During his work on the development of the central nervous system Edelman had his attention drawn to molecules that acted like glues between cells, and it is on these molecules that he builds the entire edifice of his general theory of development. These molecules, called CAMs (cell adhesion molecules) and SAMs (surface adhesion molecules), are turned on and off in cycles. By affecting the surface properties of cells they cause cells to aggregate; this is followed by the movements of sheets of cells across each other and along noncellular matrices of materials that are secreted by other cells. This is the origin of the large movements and foldings of tissue that give rise to the general shape of an organism and account for the location of tissue. In some unspecified way the surface interactions of cells with their neighbors then turn on special regulatory genes within cells, which, in turn, switch on and off the genes responsible for cytodifferentiation. At every stage it is the local interactions of cells and tissues that determine the further movement, division, and differentiation of cells in the locality, which lead to yet further new local interactions, and so on to adulthood.

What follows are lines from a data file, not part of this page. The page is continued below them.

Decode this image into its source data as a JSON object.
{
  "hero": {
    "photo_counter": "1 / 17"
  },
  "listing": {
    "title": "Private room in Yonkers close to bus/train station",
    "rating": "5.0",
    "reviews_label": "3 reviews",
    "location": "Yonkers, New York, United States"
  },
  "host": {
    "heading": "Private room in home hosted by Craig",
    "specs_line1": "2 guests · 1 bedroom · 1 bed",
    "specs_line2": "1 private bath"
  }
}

But, you may object, how does an entire, integrated, functioning organism arise from this anarchy of local control? Where is the invisible hand? By asking that question, Edelman says, you reveal that you are still mired in nineteenth-century pre-Darwinian teleology. The invisible hand is natural selection. There is nothing intrinsic to the process of development that leads to an integrated functioning organism, any more than there is anything intrinsic to the process of mutation that leads to better-adapted organisms. Those developmental processes that lead to a nonfunctioning organism have been lost in evolution because the bearers of those faulty programs left no progeny. All that is left is the collection of local processes that give the appearance of overall coordination because they work. The invisible hand of development is the very one that the Scottish economists extended to Darwin. Although the molecular details of the process of development occupy the attention of Edelman, and are likely to be the center of attention for most of his biologically trained readers, it is his sweeping away of the teleological element lurking in most accounts of development that is most insightful and most radical. Although biologists constantly decry teleology, they have not been able to free themselves of it in their explanation either of development or of cognitive functions. By constructing a theory of development that is nothing but the collection of quasi-independent local events, filtered through natural selection, Edelman has offered reductionist biology its last chance of encompassing development in its epistemological program.

Topobiology is a hard book to read, even for a professional biologist. Part of the reason is that it is a hard subject with an immense phenomenology ranging from the anatomical to the molecular and with a relevant literature extending back into the mists of antiquity. But partly the subject has been obfuscated by Edelman’s language. As I read, I thought of the famous sentence in Czech, “Put your finger down your throat,” which is said not to have a single vowel. There are whole paragraphs in Topobiology without a monosyllable (including “and” and “the”). In a euphuistic frenzy of polysyllabism Edelman refers to chewing and swallowing as “mastication and deglutition.” The author is certainly not an uncultured scientific idiot savant (as adolescents, he and I together learned to declaim Corneille, Racine, and lesser French classics at a school devoted to such manifestations of high culture). It may be that Edelman believes that large subjects demand large words. In some instances, at least, the imprecision of high-flown vocabulary seems designed to substitute for a precision of ideas. If so, it is too bad, because the importance of his project, and the opportunity it offers biologists to vindicate their faith in the analytic method where they have consistently failed before, would be more than enough justification for Edelman to use, repeatedly, those three little Anglo-Saxon words: “I don’t know.”

This Issue

April 27, 1989